The paternalistic MacGuffin
What's a MacGuffin, you ask? Well, you'll have to read this post on The Health Care Blog by Bob Wachter to find out. Although I get the literary reference, I'm not sure I understand the analogy to healthcare and the patient experience. What is clear: Wachter's very thorough examination of the issue of patient experience and patient-centered care. He offers a variety of viewpoints from a number of sources, finally pulling it all together by making the argument that sometimes patients need a doctor—not someone who caters to their every whim. "Patient-centeredness is a reasonable aspiration, and it is highly appropriate for some patients in some situations," he writes. "I believe that my patients are more interested in care that is compassionate, open, safe, evidence-based, and—at times (gasp)—even a bit paternalistic." [Read More]
 
Campaign Spotlight
Out of the Ordinary
Click to view larger version.
Thinking that much of healthcare advertising tends to look the same, Amy Speagle, marketing & public relations director for The Medical Center of Aurora (CO) & Centennial Medical Plaza looked to Weise Communications in Denver to create something out of the ordinary. "I am a firm believer that you need to stand out in the crowd," Speagle says. Along with standing out, there was also the challenge of generating awareness about Centennial Medical Plaza's ER and a newly formed relationship with Kaiser Permanente's patients. The medical center sponsors a local family sports center so the creative team headed over to look for some inspiration. [Read More]
 
Calendar of Events
Webcasts
8/28/08: Marketing to Physicians: Increase Referrals and Grow Market Share

9/9/08: Marketing Obstetrics: Strategies for Service Line Campaigns
Conferences
9/17/08: SHSMD Annual Conference, San Francisco

10/15/08: HealthLeaders Media Marketing Awards, Chicago

10/16/08: HealthLeaders Media Top Leadership Teams, Chicago
From HealthLeaders Magazine
The Hospital
of the Future



Sure, your organization offers sophisticated, compassionate care. But the patients of tomorrow will want much more than that. [Read More]
 
Marketing Forum

Funnel Vision: Do Health Leaders Have Delivery-Model Myopia? Given the nature of today’s shifting healthcare landscape, healthcare leaders may have defined their operating model too narrowly, says contributor Preston Gee. [Read More]
 
Audio Feature

Bob Allen, vice president for public relations and government affairs at Crouse Hospital in Syracuse, NY, shares how his hospital's "Expect the Best" campaign helped the hospital grow its OB market share by 15%. [Listen Now]
 
Sponsor HealthLeaders Media Marketing Weekly
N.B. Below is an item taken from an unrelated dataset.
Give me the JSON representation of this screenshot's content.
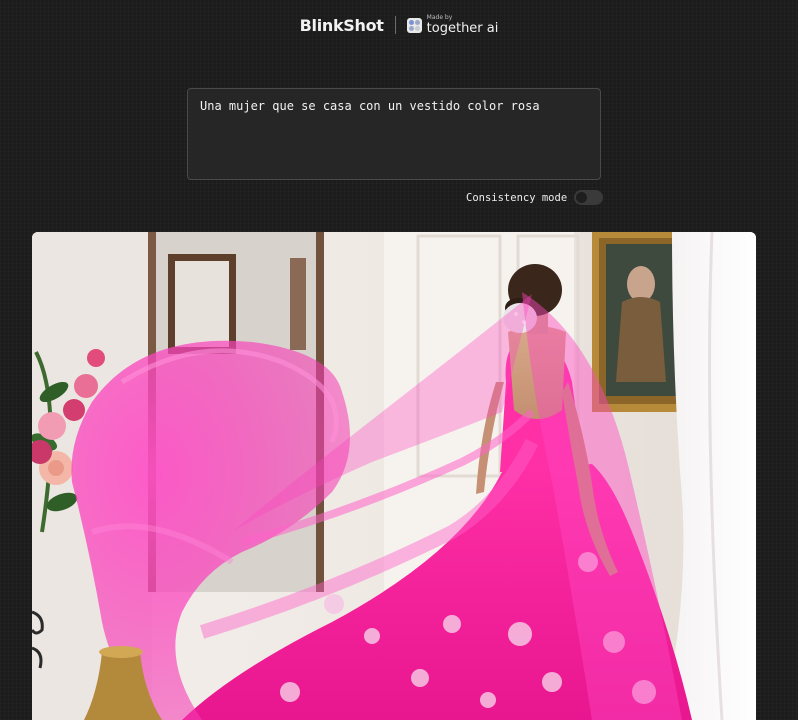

Contact Lisa Brown, Director of Integrated Sales, at lbrown@healthleadersmedia.com or call 781.639.1872.
 
Marketing Resources From HealthLeaders Media

Your physician relations program: How to increase referrals and grow market share.
Find out what makes winning hospital campaigns work: Join us in Chicago for the 2008 HealthLeaders Media Marketing Awards.
Get tips, tools, and techniques in our new guide to market research for healthcare marketers.